The predominant our culture relative to disabilities is that people are broken. It is in the very word that is used, disability. The word means “it doesn’t work,” or “broken.” Because people affected by disabilities are seen as being less – less able, less visible, less intellectual, less competent – they are prone to being used, abused and coerced when their behavior is considered to be challenging, maladaptive, or concerning for their own health and safety and/or the health and safety of others especially during the Covid-19 pandemic.
In my work as a behaviour support specialist in Australia and elsewhere, I have focused on how to invite rather than force or coerce behaviour change. I recently saw a video of a 17-year-old man in the state of Kansas who died during a restraint that lasted approximately 30 minutes. His foster-father had called for assistance as the young man was hallucinating at home and needed help. The ambulance crew restrained him while also ensuring his safety, and then took him to a juvenile detention center instead of a hospital, even though he broke no laws. The young man appeared disoriented and was behaving, in the words of staff, oddly. At one point, one of the staff quickly took the young man’s jacket away from a chair in which he had put it, and when the young man tried to get it back, things escalated, and he died.
The root of the issue, in my opinion, is the coercive nature of our human service system. Despite decades of research, hundreds of articles and conference presentations on the subject of reductions in the use of coercive, restrictive practices, the data indicates that the use of such practices has not significantly decreased and in some cases has actually increased.
In Australia, the National Disability Insurance Scheme (NDIS) supports approximately 484,000 people with disabilities.

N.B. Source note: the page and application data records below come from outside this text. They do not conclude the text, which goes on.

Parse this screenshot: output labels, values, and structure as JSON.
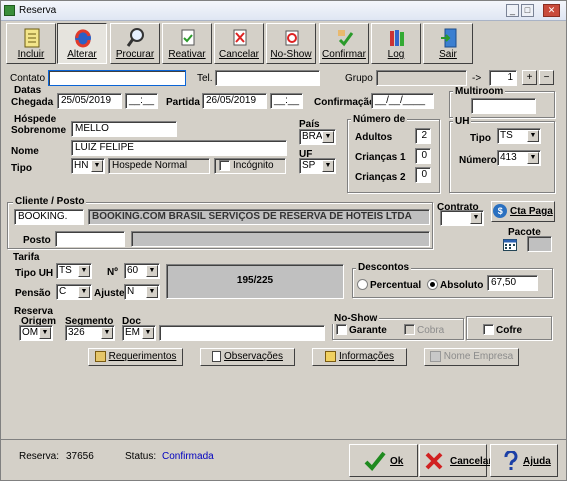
{
  "window": {
    "title": "Reserva",
    "minimize": "_",
    "maximize": "□",
    "close": "✕"
  },
  "toolbar": [
    {
      "label": "Incluir",
      "icon": "notepad-icon"
    },
    {
      "label": "Alterar",
      "icon": "refresh-icon"
    },
    {
      "label": "Procurar",
      "icon": "magnifier-icon"
    },
    {
      "label": "Reativar",
      "icon": "reactivate-icon"
    },
    {
      "label": "Cancelar",
      "icon": "cancel-doc-icon"
    },
    {
      "label": "No-Show",
      "icon": "noshow-icon"
    },
    {
      "label": "Confirmar",
      "icon": "confirm-icon"
    },
    {
      "label": "Log",
      "icon": "books-icon"
    },
    {
      "label": "Sair",
      "icon": "exit-door-icon"
    }
  ],
  "contact": {
    "label": "Contato",
    "value": "",
    "tel_label": "Tel.",
    "tel_value": "",
    "group_label": "Grupo",
    "group_value": "",
    "arrow": "->",
    "count": "1",
    "plus": "+",
    "minus": "−"
  },
  "dates": {
    "section": "Datas",
    "checkin_label": "Chegada",
    "checkin_date": "25/05/2019",
    "checkin_time": "__:__",
    "checkout_label": "Partida",
    "checkout_date": "26/05/2019",
    "checkout_time": "__:__",
    "confirm_label": "Confirmação",
    "confirm_date": "__/__/____"
  },
  "multiroom": {
    "label": "Multiroom",
    "value": ""
  },
  "guest": {
    "section": "Hóspede",
    "surname_label": "Sobrenome",
    "surname": "MELLO",
    "name_label": "Nome",
    "name": "LUIZ FELIPE",
    "type_label": "Tipo",
    "type_code": "HN",
    "type_desc": "Hospede Normal",
    "incognito_label": "Incógnito",
    "country_label": "País",
    "country": "BRA",
    "state_label": "UF",
    "state": "SP"
  },
  "occupancy": {
    "section": "Número de",
    "adults_label": "Adultos",
    "adults": "2",
    "children1_label": "Crianças 1",
    "children1": "0",
    "children2_label": "Crianças 2",
    "children2": "0"
  },
  "uh": {
    "section": "UH",
    "type_label": "Tipo",
    "type": "TS",
    "number_label": "Número",
    "number": "413"
  },
  "client": {
    "section": "Cliente / Posto",
    "code": "BOOKING.",
    "name": "BOOKING.COM BRASIL SERVIÇOS DE RESERVA DE HOTEIS LTDA",
    "post_label": "Posto",
    "post_code": "",
    "post_name": "",
    "contract_label": "Contrato",
    "contract": "",
    "cta_label": "Cta Paga",
    "package_label": "Pacote",
    "package": ""
  },
  "rate": {
    "section": "Tarifa",
    "uh_type_label": "Tipo UH",
    "uh_type": "TS",
    "n_label": "Nº",
    "n": "60",
    "pension_label": "Pensão",
    "pension": "C",
    "adjust_label": "Ajuste",
    "adjust": "N",
    "display": "195/225"
  },
  "discounts": {
    "section": "Descontos",
    "percent_label": "Percentual",
    "absolute_label": "Absoluto",
    "value": "67,50"
  },
  "reservation": {
    "section": "Reserva",
    "origin_label": "Origem",
    "origin": "OM",
    "segment_label": "Segmento",
    "segment": "326",
    "doc_label": "Doc",
    "doc_type": "EM",
    "doc_value": ""
  },
  "noshow": {
    "section": "No-Show",
    "guarantee_label": "Garante",
    "charge_label": "Cobra",
    "safe_label": "Cofre"
  },
  "actions": {
    "requirements": "Requerimentos",
    "observations": "Observações",
    "information": "Informações",
    "company_name": "Nome Empresa"
  },
  "status": {
    "reserve_label": "Reserva:",
    "reserve_number": "37656",
    "status_label": "Status:",
    "status_value": "Confirmada",
    "status_color": "#0000c0"
  },
  "footer": {
    "ok": "Ok",
    "cancel": "Cancelar",
    "help": "Ajuda"
  }
}
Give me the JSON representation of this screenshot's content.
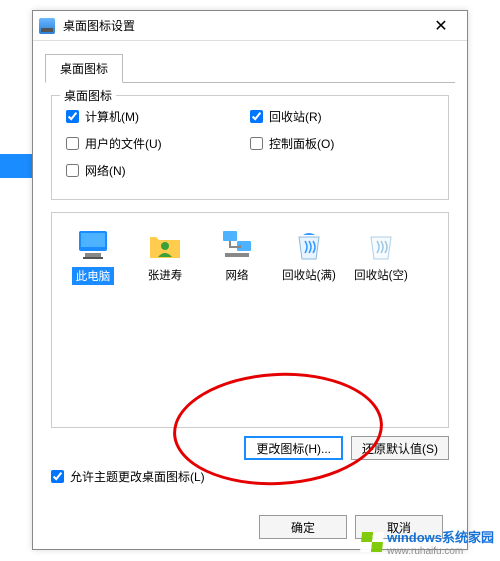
{
  "titlebar": {
    "title": "桌面图标设置",
    "close": "✕"
  },
  "tab": {
    "label": "桌面图标"
  },
  "group": {
    "legend": "桌面图标",
    "checks": {
      "computer": {
        "label": "计算机(M)",
        "checked": true
      },
      "recycle": {
        "label": "回收站(R)",
        "checked": true
      },
      "userfiles": {
        "label": "用户的文件(U)",
        "checked": false
      },
      "ctrlpanel": {
        "label": "控制面板(O)",
        "checked": false
      },
      "network": {
        "label": "网络(N)",
        "checked": false
      }
    }
  },
  "icons": [
    {
      "key": "this-pc",
      "label": "此电脑",
      "selected": true
    },
    {
      "key": "user",
      "label": "张进寿",
      "selected": false
    },
    {
      "key": "network",
      "label": "网络",
      "selected": false
    },
    {
      "key": "recycle-full",
      "label": "回收站(满)",
      "selected": false
    },
    {
      "key": "recycle-empty",
      "label": "回收站(空)",
      "selected": false
    }
  ],
  "buttons": {
    "change_icon": "更改图标(H)...",
    "restore_default": "还原默认值(S)"
  },
  "allow_theme": {
    "label": "允许主题更改桌面图标(L)",
    "checked": true
  },
  "footer": {
    "ok": "确定",
    "cancel": "取消"
  },
  "watermark": {
    "brand": "windows系统家园",
    "url": "www.ruhaifu.com"
  }
}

In a 12 month period from July 2020 through June 2021, the use of restraints increased by 240% over the previous year.
In the England, the use of restraint increased from 22,000 reports in 2017 to 38,000 reports in 2019.
The United States does not have a centralized system for monitoring the use of restraint, seclusion and other coercive practices. Individual states such as Wisconsin, Texas, Illinois and Maryland have noted increases in the use of coercive practices similar to Australia and England.
It is disheartening to me, after spending almost 40 years teaching how to not restraint people, that restraints are actually increasing. We need a new model, a new way of thinking, about what we do. The book Allies in Emancipation is out of print. It was published in Australia, and it is my hope that everyone who reads this blog will contact their universities or organisations and ask how to get this book published again. The editors, Patricia O’Brien from Australia and Martin Sullivan from New Zealand, have since retired but surely there is a way to get this book back in circulation.
In my own words, this book is about how to stop fitting people into the services offered by the human service system and instead designing individualized supports that can emancipate people from a service system and provide with structured supports that can better improve the quality of their lives. Do everything you can to get this book!